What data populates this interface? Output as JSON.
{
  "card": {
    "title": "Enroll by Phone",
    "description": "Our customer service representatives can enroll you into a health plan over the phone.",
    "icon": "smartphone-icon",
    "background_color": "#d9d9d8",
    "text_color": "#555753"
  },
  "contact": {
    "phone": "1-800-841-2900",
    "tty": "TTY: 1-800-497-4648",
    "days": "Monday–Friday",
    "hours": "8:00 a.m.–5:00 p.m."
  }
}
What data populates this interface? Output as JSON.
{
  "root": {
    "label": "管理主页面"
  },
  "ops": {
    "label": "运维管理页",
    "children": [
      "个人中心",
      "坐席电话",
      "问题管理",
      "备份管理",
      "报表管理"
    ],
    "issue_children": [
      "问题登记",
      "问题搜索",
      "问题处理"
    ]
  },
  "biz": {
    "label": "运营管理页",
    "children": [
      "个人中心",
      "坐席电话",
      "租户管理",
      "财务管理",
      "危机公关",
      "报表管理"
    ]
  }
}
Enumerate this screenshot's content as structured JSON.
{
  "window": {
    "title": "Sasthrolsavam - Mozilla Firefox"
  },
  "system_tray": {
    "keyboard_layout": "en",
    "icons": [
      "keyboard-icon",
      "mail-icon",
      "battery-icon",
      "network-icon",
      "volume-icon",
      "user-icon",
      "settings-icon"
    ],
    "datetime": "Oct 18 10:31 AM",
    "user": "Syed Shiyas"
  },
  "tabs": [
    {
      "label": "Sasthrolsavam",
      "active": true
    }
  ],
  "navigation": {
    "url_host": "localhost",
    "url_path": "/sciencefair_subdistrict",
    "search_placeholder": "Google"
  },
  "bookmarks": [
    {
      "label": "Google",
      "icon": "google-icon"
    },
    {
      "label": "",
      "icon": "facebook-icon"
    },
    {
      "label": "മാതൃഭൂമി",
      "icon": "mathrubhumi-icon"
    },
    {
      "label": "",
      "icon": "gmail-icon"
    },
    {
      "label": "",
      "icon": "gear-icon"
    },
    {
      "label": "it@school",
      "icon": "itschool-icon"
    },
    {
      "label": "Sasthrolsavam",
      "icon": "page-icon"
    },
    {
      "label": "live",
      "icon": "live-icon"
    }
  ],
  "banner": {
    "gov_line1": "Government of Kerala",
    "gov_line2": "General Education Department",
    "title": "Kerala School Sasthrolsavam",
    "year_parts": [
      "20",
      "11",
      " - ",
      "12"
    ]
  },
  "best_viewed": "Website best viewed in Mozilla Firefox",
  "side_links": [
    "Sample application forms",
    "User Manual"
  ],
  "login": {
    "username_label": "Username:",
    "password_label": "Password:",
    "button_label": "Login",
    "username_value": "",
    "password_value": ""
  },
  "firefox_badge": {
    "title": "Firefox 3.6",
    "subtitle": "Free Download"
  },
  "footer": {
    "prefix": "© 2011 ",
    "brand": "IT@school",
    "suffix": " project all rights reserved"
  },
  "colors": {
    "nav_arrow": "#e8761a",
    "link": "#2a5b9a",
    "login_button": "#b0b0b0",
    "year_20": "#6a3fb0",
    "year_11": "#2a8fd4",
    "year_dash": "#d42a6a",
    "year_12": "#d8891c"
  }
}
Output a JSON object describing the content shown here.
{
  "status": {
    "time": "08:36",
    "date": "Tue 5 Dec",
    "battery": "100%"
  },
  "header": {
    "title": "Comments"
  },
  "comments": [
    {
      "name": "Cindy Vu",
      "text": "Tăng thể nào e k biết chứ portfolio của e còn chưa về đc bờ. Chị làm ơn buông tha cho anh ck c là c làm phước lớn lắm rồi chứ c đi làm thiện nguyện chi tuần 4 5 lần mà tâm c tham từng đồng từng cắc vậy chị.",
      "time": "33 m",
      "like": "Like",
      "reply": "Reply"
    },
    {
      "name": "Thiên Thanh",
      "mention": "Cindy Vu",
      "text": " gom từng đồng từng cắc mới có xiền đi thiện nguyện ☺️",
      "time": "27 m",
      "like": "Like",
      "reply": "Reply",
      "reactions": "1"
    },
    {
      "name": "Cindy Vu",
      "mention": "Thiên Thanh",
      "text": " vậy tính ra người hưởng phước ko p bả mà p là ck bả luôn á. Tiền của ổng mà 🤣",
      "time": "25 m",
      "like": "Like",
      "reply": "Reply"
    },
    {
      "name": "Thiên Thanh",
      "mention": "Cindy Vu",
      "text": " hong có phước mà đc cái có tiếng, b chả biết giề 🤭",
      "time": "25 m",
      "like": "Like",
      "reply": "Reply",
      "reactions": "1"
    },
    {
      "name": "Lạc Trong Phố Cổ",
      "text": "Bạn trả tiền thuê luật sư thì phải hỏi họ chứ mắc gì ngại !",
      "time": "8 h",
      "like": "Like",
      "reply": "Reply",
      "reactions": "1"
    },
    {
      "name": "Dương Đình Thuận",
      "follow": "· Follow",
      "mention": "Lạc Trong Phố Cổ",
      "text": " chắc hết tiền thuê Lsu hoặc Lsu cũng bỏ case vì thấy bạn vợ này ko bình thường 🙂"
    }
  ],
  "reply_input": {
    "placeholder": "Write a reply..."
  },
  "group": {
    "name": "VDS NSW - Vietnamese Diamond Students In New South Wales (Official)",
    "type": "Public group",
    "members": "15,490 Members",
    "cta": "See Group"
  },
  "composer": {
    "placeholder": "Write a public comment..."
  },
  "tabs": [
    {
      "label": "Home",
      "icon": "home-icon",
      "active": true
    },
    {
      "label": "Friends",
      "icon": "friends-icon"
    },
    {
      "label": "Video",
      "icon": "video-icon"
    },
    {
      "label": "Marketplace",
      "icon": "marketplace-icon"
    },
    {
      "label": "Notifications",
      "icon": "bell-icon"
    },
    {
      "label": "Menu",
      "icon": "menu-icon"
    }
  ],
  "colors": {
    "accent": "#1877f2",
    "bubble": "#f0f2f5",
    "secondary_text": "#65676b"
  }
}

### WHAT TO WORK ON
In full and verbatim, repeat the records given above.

### OUTPUT OF THE TASK
What data populates this interface? Output as JSON.
{
  "card": {
    "title": "Enroll by Phone",
    "description": "Our customer service representatives can enroll you into a health plan over the phone.",
    "icon": "smartphone-icon",
    "background_color": "#d9d9d8",
    "text_color": "#555753"
  },
  "contact": {
    "phone": "1-800-841-2900",
    "tty": "TTY: 1-800-497-4648",
    "days": "Monday–Friday",
    "hours": "8:00 a.m.–5:00 p.m."
  }
}
What data populates this interface? Output as JSON.
{
  "root": {
    "label": "管理主页面"
  },
  "ops": {
    "label": "运维管理页",
    "children": [
      "个人中心",
      "坐席电话",
      "问题管理",
      "备份管理",
      "报表管理"
    ],
    "issue_children": [
      "问题登记",
      "问题搜索",
      "问题处理"
    ]
  },
  "biz": {
    "label": "运营管理页",
    "children": [
      "个人中心",
      "坐席电话",
      "租户管理",
      "财务管理",
      "危机公关",
      "报表管理"
    ]
  }
}
Enumerate this screenshot's content as structured JSON.
{
  "window": {
    "title": "Sasthrolsavam - Mozilla Firefox"
  },
  "system_tray": {
    "keyboard_layout": "en",
    "icons": [
      "keyboard-icon",
      "mail-icon",
      "battery-icon",
      "network-icon",
      "volume-icon",
      "user-icon",
      "settings-icon"
    ],
    "datetime": "Oct 18 10:31 AM",
    "user": "Syed Shiyas"
  },
  "tabs": [
    {
      "label": "Sasthrolsavam",
      "active": true
    }
  ],
  "navigation": {
    "url_host": "localhost",
    "url_path": "/sciencefair_subdistrict",
    "search_placeholder": "Google"
  },
  "bookmarks": [
    {
      "label": "Google",
      "icon": "google-icon"
    },
    {
      "label": "",
      "icon": "facebook-icon"
    },
    {
      "label": "മാതൃഭൂമി",
      "icon": "mathrubhumi-icon"
    },
    {
      "label": "",
      "icon": "gmail-icon"
    },
    {
      "label": "",
      "icon": "gear-icon"
    },
    {
      "label": "it@school",
      "icon": "itschool-icon"
    },
    {
      "label": "Sasthrolsavam",
      "icon": "page-icon"
    },
    {
      "label": "live",
      "icon": "live-icon"
    }
  ],
  "banner": {
    "gov_line1": "Government of Kerala",
    "gov_line2": "General Education Department",
    "title": "Kerala School Sasthrolsavam",
    "year_parts": [
      "20",
      "11",
      " - ",
      "12"
    ]
  },
  "best_viewed": "Website best viewed in Mozilla Firefox",
  "side_links": [
    "Sample application forms",
    "User Manual"
  ],
  "login": {
    "username_label": "Username:",
    "password_label": "Password:",
    "button_label": "Login",
    "username_value": "",
    "password_value": ""
  },
  "firefox_badge": {
    "title": "Firefox 3.6",
    "subtitle": "Free Download"
  },
  "footer": {
    "prefix": "© 2011 ",
    "brand": "IT@school",
    "suffix": " project all rights reserved"
  },
  "colors": {
    "nav_arrow": "#e8761a",
    "link": "#2a5b9a",
    "login_button": "#b0b0b0",
    "year_20": "#6a3fb0",
    "year_11": "#2a8fd4",
    "year_dash": "#d42a6a",
    "year_12": "#d8891c"
  }
}
Output a JSON object describing the content shown here.
{
  "status": {
    "time": "08:36",
    "date": "Tue 5 Dec",
    "battery": "100%"
  },
  "header": {
    "title": "Comments"
  },
  "comments": [
    {
      "name": "Cindy Vu",
      "text": "Tăng thể nào e k biết chứ portfolio của e còn chưa về đc bờ. Chị làm ơn buông tha cho anh ck c là c làm phước lớn lắm rồi chứ c đi làm thiện nguyện chi tuần 4 5 lần mà tâm c tham từng đồng từng cắc vậy chị.",
      "time": "33 m",
      "like": "Like",
      "reply": "Reply"
    },
    {
      "name": "Thiên Thanh",
      "mention": "Cindy Vu",
      "text": " gom từng đồng từng cắc mới có xiền đi thiện nguyện ☺️",
      "time": "27 m",
      "like": "Like",
      "reply": "Reply",
      "reactions": "1"
    },
    {
      "name": "Cindy Vu",
      "mention": "Thiên Thanh",
      "text": " vậy tính ra người hưởng phước ko p bả mà p là ck bả luôn á. Tiền của ổng mà 🤣",
      "time": "25 m",
      "like": "Like",
      "reply": "Reply"
    },
    {
      "name": "Thiên Thanh",
      "mention": "Cindy Vu",
      "text": " hong có phước mà đc cái có tiếng, b chả biết giề 🤭",
      "time": "25 m",
      "like": "Like",
      "reply": "Reply",
      "reactions": "1"
    },
    {
      "name": "Lạc Trong Phố Cổ",
      "text": "Bạn trả tiền thuê luật sư thì phải hỏi họ chứ mắc gì ngại !",
      "time": "8 h",
      "like": "Like",
      "reply": "Reply",
      "reactions": "1"
    },
    {
      "name": "Dương Đình Thuận",
      "follow": "· Follow",
      "mention": "Lạc Trong Phố Cổ",
      "text": " chắc hết tiền thuê Lsu hoặc Lsu cũng bỏ case vì thấy bạn vợ này ko bình thường 🙂"
    }
  ],
  "reply_input": {
    "placeholder": "Write a reply..."
  },
  "group": {
    "name": "VDS NSW - Vietnamese Diamond Students In New South Wales (Official)",
    "type": "Public group",
    "members": "15,490 Members",
    "cta": "See Group"
  },
  "composer": {
    "placeholder": "Write a public comment..."
  },
  "tabs": [
    {
      "label": "Home",
      "icon": "home-icon",
      "active": true
    },
    {
      "label": "Friends",
      "icon": "friends-icon"
    },
    {
      "label": "Video",
      "icon": "video-icon"
    },
    {
      "label": "Marketplace",
      "icon": "marketplace-icon"
    },
    {
      "label": "Notifications",
      "icon": "bell-icon"
    },
    {
      "label": "Menu",
      "icon": "menu-icon"
    }
  ],
  "colors": {
    "accent": "#1877f2",
    "bubble": "#f0f2f5",
    "secondary_text": "#65676b"
  }
}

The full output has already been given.